“The record begins with a flurry of plucks as Evans sings about the conflicts of wanting more from the world while remaining loyal to his home on “Roll Away.” Saxophonist Dalton Cason provides a catchy melody, subtly fixed to each verse, chiming in right after Evans belts, “Home is where the heart is | and you’ll always know where to find me.” “Sleep Talk” highlights Melissa McMorran’s accordion, setting a soft, vibrating backbone to Evans pop-punk vocals and folky arrangement. Evans sings, “I am livid cause you called my life a nightmare/and it shows me that you never even dream,” carrying listeners through what seems like an open-letter response to a life-critique. “As I Think of You” is a sentimental track with a more definite relationship existing within the lyrics. Cason returns with a soft saxophone solo midway through the song, almost as if Evans is actually serenading a woman and Cason is there to play the soundtrack to their moonlit dinner. ”

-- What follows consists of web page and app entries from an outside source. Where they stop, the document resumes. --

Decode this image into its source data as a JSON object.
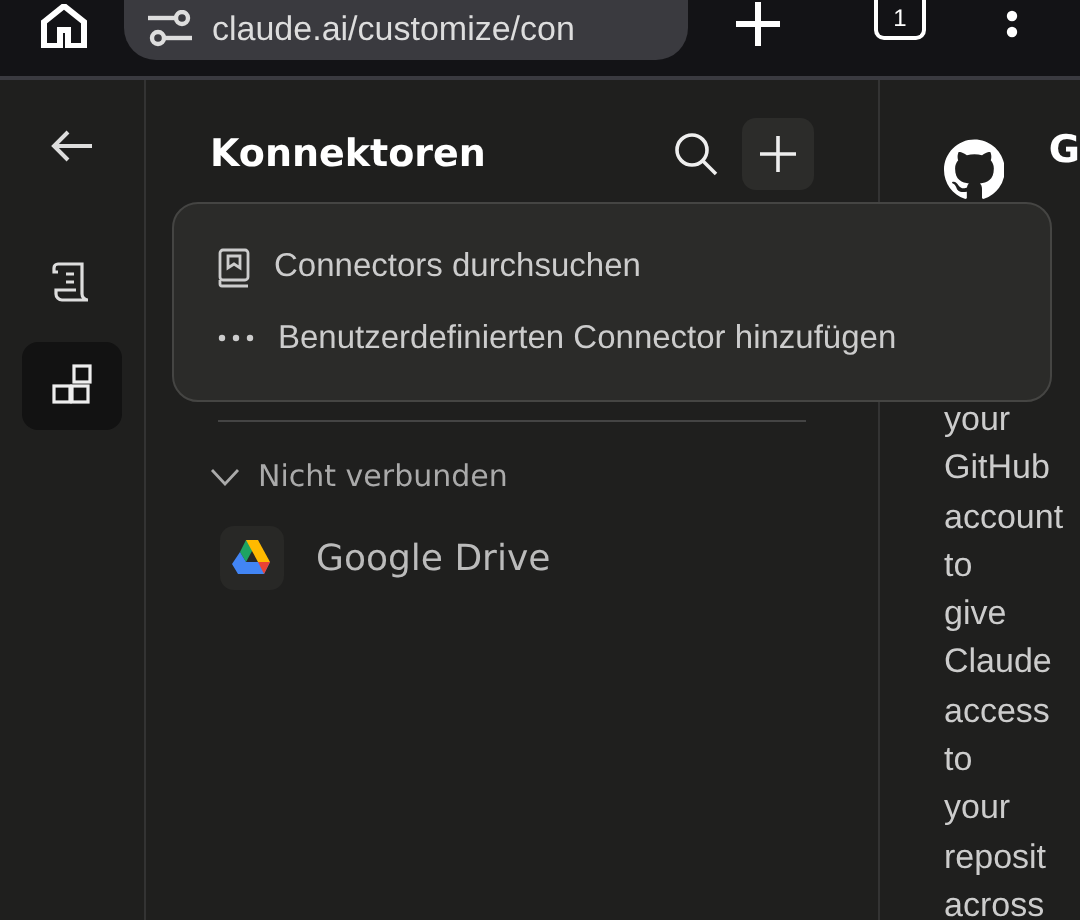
{
  "browser": {
    "url": "claude.ai/customize/con",
    "tab_count": "1"
  },
  "rail": [
    {
      "kind": "scroll",
      "selected": false
    },
    {
      "kind": "connectors",
      "selected": true
    }
  ],
  "panel": {
    "title": "Konnektoren"
  },
  "menu": [
    {
      "kind": "browse",
      "label": "Connectors durchsuchen"
    },
    {
      "kind": "more",
      "label": "Benutzerdefinierten Connector hinzufügen"
    }
  ],
  "section": {
    "label": "Nicht verbunden",
    "expanded": true
  },
  "connectors": [
    {
      "name": "Google Drive"
    }
  ],
  "detail": {
    "title": "G",
    "lines": [
      "your",
      "GitHub",
      "account",
      "to",
      "give",
      "Claude",
      "access",
      "to",
      "your",
      "reposit",
      "across"
    ]
  }
}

“It’s rare to find a band whose live quality matches their quality on record — especially a local band. Reno natives Last to Leave do just that and more on their album “Fare Thee Well,” a joyous, twang filled romp through the minds of songwriters and bandmates Skye Evans and Luke Knudsen. “Fare Thee Well” is a fun album with an incredible sound quality and enough lyrical depth to satisfy the cerebral. Last to Leave has created a solid sound, uniquely combining instruments and musical elements that, while many wouldn’t expect, mesh to form a great record.”

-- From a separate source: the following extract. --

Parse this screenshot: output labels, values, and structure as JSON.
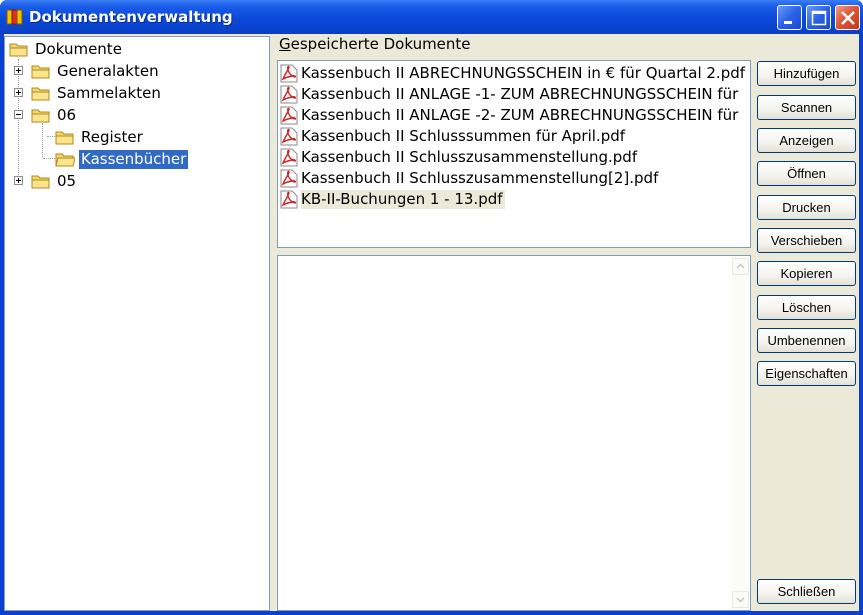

“The room in which a band practices often says something about the music. Many loud rock bands practice in the basement. Bedroom bands are usually naval-gazing solo projects. Garage rock bands practice in the garage. The less said about bands that practice in the bathroom, the better. Reno’s Last To Leave is a living room band. (Although they also sound great in the kitchen.) There’s a communal, open-hearted spirit to the band, the feeling that these people play music together because, first and foremost, they enjoy one another’s company. The group’s excellent recent album, Fare Thee Well, features songs by Evans as well as several written by Knudsen before he went abroad. Many of the songs, by both writers, are about travel—though religious angst is also a nice recurring theme. There’s a bit of darkness around the edges of the songs, especially in the lyrics, though Evans, in his train conductor mustache and overalls, seems like a laidback, easygoing, salt-of-the-earth guy”